While you can argue that all 3 calls in questions were simply a matter of perspective, you can also argue that the moon landing was an intricate plot devised by the US Government to trick the Russians into believing that we beat them to the moon.  Let’s take a quick look at each particular instance and what may have happened…

Monday Night:

Situation – Carlos Gomez launches a hanging curveball down the left field line hitting the yellow stripe painted on the Western Metal Supply Co. building.  Initially called a foul ball.  Play was never reviewed.

What Might Have Happened – The home plate and 3rd base umpire were texting each other about how excited they were for “Pain and Gain” to come out.  When they both looked up, the ball had changed trajectory (from hitting the building) and landed in the upper loge on the left field side.  Based on the moment they did their job, there was no question that this was a foul ball.  The problem is that everyone else saw the ball hit the yellow line. 

What Really Happened – Home plate Ump has a key chain that says “Replay is for suckers, you’re the man in charge.”  End of story.

Tuesday Night:

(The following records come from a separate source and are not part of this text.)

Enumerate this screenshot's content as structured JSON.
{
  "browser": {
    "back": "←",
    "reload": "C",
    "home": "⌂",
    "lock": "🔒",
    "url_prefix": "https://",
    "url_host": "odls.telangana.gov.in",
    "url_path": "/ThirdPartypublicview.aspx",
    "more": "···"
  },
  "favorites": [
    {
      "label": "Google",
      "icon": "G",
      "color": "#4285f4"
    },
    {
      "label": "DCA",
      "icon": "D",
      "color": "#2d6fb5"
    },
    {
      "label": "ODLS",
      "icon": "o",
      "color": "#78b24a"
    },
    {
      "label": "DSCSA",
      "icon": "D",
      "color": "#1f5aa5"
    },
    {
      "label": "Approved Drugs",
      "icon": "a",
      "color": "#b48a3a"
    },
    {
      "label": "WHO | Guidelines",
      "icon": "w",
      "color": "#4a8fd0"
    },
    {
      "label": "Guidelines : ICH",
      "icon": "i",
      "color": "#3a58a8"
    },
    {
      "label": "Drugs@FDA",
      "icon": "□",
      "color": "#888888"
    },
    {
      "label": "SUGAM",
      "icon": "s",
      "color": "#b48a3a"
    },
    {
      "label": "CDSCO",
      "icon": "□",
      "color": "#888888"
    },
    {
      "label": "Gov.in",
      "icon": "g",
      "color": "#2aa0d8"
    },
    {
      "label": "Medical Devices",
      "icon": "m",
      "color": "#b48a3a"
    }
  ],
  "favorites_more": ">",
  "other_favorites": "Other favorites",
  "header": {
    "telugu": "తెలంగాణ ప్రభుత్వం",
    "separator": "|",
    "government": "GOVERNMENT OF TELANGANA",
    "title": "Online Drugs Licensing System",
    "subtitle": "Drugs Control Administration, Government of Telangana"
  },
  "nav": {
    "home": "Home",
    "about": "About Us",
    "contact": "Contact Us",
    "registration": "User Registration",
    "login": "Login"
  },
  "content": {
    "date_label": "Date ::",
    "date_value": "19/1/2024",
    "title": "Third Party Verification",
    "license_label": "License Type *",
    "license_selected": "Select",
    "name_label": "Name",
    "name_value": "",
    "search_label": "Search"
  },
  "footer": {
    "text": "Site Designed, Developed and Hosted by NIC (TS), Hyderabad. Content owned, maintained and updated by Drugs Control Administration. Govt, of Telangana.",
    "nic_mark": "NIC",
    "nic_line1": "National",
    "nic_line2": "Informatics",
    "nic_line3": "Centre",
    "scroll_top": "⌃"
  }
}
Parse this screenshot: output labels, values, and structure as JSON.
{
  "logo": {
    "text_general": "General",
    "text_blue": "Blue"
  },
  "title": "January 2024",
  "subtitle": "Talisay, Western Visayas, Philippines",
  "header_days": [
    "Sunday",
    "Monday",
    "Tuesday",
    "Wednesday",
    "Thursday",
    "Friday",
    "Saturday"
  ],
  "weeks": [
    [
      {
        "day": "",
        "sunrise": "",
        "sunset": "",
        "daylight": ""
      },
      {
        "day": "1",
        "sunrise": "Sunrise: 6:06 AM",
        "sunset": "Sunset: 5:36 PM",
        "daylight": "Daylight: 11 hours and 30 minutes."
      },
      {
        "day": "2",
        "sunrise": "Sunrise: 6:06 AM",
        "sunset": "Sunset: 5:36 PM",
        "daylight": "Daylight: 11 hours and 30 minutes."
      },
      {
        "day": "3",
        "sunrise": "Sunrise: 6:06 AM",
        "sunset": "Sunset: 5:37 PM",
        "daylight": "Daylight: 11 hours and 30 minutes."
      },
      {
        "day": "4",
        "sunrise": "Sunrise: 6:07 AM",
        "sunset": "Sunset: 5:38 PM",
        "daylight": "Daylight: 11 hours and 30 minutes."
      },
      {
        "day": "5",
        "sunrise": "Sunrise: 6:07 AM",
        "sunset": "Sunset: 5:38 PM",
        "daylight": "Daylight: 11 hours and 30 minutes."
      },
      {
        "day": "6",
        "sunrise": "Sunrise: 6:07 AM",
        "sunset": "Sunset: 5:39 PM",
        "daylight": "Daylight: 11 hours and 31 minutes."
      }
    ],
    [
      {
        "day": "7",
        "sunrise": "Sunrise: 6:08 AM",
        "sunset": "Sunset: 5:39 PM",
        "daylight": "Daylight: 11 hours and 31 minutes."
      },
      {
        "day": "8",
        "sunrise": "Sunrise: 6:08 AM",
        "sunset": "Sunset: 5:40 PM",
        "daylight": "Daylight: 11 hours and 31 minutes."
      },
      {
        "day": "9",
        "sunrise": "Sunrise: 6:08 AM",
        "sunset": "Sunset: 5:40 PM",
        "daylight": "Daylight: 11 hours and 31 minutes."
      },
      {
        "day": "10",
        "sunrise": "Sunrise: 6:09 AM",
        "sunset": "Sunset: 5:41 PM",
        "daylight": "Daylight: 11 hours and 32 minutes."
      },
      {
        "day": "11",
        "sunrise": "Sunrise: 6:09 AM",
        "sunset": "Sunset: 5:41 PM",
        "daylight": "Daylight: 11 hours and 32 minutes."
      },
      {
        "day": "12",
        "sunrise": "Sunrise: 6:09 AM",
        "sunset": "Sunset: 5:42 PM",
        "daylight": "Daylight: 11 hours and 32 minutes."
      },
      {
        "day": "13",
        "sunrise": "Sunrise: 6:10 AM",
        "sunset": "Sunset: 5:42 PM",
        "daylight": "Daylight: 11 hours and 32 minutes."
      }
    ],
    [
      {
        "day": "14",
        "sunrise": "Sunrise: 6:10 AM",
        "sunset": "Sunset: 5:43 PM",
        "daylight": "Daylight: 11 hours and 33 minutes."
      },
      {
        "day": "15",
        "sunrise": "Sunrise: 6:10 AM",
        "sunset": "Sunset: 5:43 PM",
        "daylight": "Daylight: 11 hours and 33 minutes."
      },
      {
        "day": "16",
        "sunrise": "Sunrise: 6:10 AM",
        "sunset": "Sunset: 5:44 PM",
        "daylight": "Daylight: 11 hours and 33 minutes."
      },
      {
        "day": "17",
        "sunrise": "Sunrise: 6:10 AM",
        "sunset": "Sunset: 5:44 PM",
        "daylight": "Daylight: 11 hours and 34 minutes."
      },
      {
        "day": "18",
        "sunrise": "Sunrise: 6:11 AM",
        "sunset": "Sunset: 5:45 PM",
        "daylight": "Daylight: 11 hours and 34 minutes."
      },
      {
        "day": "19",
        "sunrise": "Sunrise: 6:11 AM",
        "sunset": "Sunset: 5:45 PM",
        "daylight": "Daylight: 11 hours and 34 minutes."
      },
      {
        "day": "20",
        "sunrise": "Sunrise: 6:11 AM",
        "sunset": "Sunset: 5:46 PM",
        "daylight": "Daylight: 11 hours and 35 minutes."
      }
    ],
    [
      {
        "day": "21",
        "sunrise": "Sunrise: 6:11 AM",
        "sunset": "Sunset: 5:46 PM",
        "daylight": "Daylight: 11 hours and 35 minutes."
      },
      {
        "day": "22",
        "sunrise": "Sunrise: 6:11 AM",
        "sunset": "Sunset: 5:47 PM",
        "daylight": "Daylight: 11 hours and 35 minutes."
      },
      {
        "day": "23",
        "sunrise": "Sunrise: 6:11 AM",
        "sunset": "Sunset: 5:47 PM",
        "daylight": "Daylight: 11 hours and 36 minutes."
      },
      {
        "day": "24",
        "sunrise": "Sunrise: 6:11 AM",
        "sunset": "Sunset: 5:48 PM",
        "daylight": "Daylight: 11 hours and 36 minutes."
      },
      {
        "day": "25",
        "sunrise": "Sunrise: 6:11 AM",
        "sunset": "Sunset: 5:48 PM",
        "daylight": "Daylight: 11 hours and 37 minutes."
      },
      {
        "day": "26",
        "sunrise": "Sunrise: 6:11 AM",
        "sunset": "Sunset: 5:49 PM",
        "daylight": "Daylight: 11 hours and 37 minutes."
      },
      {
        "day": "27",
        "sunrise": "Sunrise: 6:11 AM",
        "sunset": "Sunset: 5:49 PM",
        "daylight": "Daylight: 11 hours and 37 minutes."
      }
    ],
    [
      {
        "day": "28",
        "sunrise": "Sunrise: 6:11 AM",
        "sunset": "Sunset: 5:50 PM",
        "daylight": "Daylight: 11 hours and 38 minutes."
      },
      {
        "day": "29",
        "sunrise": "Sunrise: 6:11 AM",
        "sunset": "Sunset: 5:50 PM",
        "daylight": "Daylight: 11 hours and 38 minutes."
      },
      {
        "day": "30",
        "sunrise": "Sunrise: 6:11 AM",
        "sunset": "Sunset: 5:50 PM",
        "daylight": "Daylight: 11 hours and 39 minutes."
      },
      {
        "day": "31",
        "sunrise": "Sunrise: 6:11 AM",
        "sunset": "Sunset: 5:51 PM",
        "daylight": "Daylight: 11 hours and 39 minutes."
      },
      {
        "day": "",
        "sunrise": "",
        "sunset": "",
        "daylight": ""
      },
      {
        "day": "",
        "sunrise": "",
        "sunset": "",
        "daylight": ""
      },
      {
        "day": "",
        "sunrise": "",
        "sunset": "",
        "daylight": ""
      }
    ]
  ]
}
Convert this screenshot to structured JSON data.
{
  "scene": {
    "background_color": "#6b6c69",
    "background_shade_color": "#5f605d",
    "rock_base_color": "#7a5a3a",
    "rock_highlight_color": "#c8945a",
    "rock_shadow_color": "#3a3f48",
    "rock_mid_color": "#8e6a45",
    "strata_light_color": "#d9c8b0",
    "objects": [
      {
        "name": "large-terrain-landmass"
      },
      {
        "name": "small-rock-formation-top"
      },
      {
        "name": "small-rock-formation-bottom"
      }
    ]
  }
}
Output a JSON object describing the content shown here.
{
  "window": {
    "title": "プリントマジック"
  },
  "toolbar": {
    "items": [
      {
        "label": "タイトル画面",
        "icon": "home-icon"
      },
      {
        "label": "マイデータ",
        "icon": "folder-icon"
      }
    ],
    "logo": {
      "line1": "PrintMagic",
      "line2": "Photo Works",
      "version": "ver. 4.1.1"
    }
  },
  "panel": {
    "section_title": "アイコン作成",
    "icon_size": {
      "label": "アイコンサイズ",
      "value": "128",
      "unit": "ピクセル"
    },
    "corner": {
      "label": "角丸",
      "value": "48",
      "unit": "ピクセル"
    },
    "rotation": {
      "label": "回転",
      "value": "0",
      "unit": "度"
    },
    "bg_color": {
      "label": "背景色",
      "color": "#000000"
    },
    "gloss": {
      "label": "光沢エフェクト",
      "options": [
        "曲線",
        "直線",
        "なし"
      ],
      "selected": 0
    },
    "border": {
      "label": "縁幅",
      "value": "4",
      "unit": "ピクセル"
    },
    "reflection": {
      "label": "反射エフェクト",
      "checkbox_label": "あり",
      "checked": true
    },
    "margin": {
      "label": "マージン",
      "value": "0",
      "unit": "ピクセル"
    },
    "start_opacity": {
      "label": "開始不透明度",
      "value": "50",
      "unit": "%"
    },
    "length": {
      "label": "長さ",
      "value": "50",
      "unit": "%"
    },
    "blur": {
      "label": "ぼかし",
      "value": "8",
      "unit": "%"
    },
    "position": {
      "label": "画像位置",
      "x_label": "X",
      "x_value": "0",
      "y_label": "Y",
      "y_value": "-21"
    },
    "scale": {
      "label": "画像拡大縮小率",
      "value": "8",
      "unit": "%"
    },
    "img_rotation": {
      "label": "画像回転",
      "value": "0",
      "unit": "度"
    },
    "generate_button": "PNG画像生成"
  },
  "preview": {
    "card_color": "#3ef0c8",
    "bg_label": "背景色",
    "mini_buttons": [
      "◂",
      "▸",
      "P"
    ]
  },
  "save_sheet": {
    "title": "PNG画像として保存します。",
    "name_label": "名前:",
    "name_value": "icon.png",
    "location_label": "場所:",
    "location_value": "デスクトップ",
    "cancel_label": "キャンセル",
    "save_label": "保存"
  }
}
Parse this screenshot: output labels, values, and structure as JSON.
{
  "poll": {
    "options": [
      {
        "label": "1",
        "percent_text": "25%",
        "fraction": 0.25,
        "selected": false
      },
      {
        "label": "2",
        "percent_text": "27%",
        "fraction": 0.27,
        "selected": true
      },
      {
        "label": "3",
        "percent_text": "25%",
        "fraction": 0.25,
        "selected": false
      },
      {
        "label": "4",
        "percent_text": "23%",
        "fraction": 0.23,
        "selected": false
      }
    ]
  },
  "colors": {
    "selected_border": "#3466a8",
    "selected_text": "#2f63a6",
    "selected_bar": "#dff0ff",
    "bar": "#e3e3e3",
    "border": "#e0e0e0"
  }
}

Situation – Chase Headley was at bat and took a half-swing at a ball in the dirt.  It appeared as if he went around, but both the home plate Ump and the 3rd base Ump felt differently.  Ron Roenicke began to question the call from the top step of the dugout and was immediately tossed from the game.  Headley eventually grounded out and Ron Roenicke went into the club house, smoked a cigar and watched re-runs of M*A*S*H.

What Might Have Happened – A tear in the space-time continuum, caused by solar flares, created a momentary lapse in vision from the 3rd base umpire.  When questioned by Ron Roenicke, he remembered that Roenicke stole his girlfriend when they were in Jr. High, so he tossed him from the game. 

What Really Happened – The Umps blew the call, knew it, didn’t care.  Took a blood oath before the game that they would not take any lip from the calmest skipper in baseball, so they tossed him.

Wednesday Night:

Situation – Runner on 2nd base, 2 outs, Martin Maldonado at the plate as the go-ahead run.  Maldonado slaps a little dribbler in front of the plate that bounces back at him, clipping his shoulder as he attempts to flee the batters box.  Without a moment’s hesitation, home plate Ump calls him out and ends the game.  

What Might Have Happened – The home plate Umpire was scheduled to have an eye exam on Thursday for some depth perception issues and possibly some color blindness.  So the white ball blended in to the bluish grey uniform Maldonado was wearing , along with the batters box lines which could not be discerned from the dirt of the ball field.  Rather than admitting his possible Mr. Magoo-like affliction, he went with his gut.

What Really Happened – “We called a pretty clean game tonight…that can not stand.  YOU’RE OUT!!!!”

Attention, fame, fortune…a ref seeks all of these things.  But in today’s society it is much easier to get negative attention than positive.  No one remembers the Ump who calls a season error free, they remember guys like Jim Joyce…who blew a perfect game in 2010.  The Umpire crew from the Brewers v. Padres series were simply trying to get their piece of the pie…so that they could move on up, to that deluxe apartment in the sky.

And yes, I did end this article with the theme song from The Jeffersons.  It seemed appropriate.